Some of my fondest memories of Dad are from a trip Helena and I made to Costa Rica. The three of us travelled the country from the Pacific to the Caribbean Coasts. We explored the rain forests and volcanoes of the interior, and we trekked the streets of downtown San Jose. That trip marked a shift away from the parent/child dynamic to a more adult relationship with Dad, and I began to better understand his subtle humor and his gentle way of dealing with the world at large.
When they tired of the ex-pat lifestyle, Tony and Diane relocated to Naples, Florida. Much to everyone’s surprise, they purchased a local coffee shop and became entrepreneurs. Tony rekindled his passion for cycling, and could be seen decked out in full spandex making 40 to 50 mile bike runs with men less than half his age.
Tony’s next series of adventures began when The Men’s Wearhouse hired him to troubleshoot production issues around the globe. His assignments took him to every corner of the world. At a family gathering just a few months before his passing, we tried to count how many countries Dad had visited. We all called out every country we could think of, and when we ran out of ideas, we got out a globe to help us think of more. We finally counted to 65 countries that Tony had visited. I learned my approach to travel from him. Stay calm. Go with the flow. Enjoy the ride.
When Diane was diagnosed with breast cancer, Dad was so gentle and patient as her caregiver. After 38 years together my dad struggled to find firm footing without his beloved wife, but he put on a brave face and stayed active. That June, on his 70th birthday, Dad rode his bike 70 miles! He was so proud of this accomplishment, and he seemed to be learning how to live his new life as a single man.
Later that same year, Dad’s health began to falter. He first suffered a stroke, then Parkinson’s disease, and finally melanoma that spread quickly throughout his weakened body. The decline in less than four years from a vibrant, physically fit man to his death was shocking to see. Through it all, he maintained his signature laid-back approach to life. In short, he was a class act to the end.
He spent the last year at Dogwood Forest assisted living facility, with a constant stream of visitors. My sister, Michelle, and her family live just 5 miles away, and she was there every day to check on him and take him out for dinner or lunch regularly. He relished these outings, and enjoyed spending time with his three grandchildren, Andrew, Caroline and Elisabeth. Helena and I made the trek from Texas and Florida as often as we could, and we enjoyed many good times together in this last year. The staff at Dogwood Forest loved my Dad, and often spoke of how sweet he was, always smiling and never wanting to be any trouble.
My Dad was a practical man. He always thought he would die young, and he was perfectly fine with that outcome. He never complained, and when he learned of his terminal cancer diagnosis just four months ago, he seemed content to know how his story would end. The rest of us would have to process this development in our own way. We would get no parting speeches from Anton. Even in death, it seemed like he was just trying not to be any trouble.
Dad didn’t really know how to relate to us as kids. He was so quiet that it was not easy to get close to him.

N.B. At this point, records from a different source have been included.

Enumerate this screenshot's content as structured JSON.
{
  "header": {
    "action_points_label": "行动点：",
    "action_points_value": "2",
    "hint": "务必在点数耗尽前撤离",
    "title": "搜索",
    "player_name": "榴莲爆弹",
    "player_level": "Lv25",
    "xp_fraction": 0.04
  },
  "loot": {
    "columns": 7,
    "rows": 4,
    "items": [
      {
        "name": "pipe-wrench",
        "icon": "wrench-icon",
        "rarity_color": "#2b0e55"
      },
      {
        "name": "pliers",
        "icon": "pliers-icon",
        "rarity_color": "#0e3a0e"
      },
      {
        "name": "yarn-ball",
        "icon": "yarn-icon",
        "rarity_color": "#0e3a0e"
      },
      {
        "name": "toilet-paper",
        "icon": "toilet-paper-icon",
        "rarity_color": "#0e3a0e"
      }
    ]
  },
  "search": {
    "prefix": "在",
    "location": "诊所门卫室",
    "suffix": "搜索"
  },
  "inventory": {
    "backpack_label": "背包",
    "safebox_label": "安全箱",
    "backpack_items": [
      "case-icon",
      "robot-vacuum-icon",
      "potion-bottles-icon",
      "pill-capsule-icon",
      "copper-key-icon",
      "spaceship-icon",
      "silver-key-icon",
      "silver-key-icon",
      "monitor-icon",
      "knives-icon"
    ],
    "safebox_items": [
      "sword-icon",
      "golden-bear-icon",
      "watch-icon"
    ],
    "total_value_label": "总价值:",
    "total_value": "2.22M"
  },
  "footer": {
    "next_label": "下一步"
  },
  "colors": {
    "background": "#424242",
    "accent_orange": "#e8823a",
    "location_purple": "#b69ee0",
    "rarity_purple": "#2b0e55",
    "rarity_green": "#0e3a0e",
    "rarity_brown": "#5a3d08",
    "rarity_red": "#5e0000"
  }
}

As we took on adult lives and careers of our own, our bonds to him grew. Dad hesitated to offer advice, and often stated that he wanted us to make our own decisions. He really felt that we knew best how to manage our own lives. But, from time to time, he would share some words of wisdom. One particular bit of advice helped me to overcome my fears and make a major life change. Click here to read more about my dad asking “What are you waiting for?” and giving me the courage to make a big move in the game of life. Go check it out and get another glimpse into the man he was.
So, this is goodbye, Dad. May you have a safe passage to the other side. You were a good and loyal man. You loved deeply and were loved in return. You will be missed.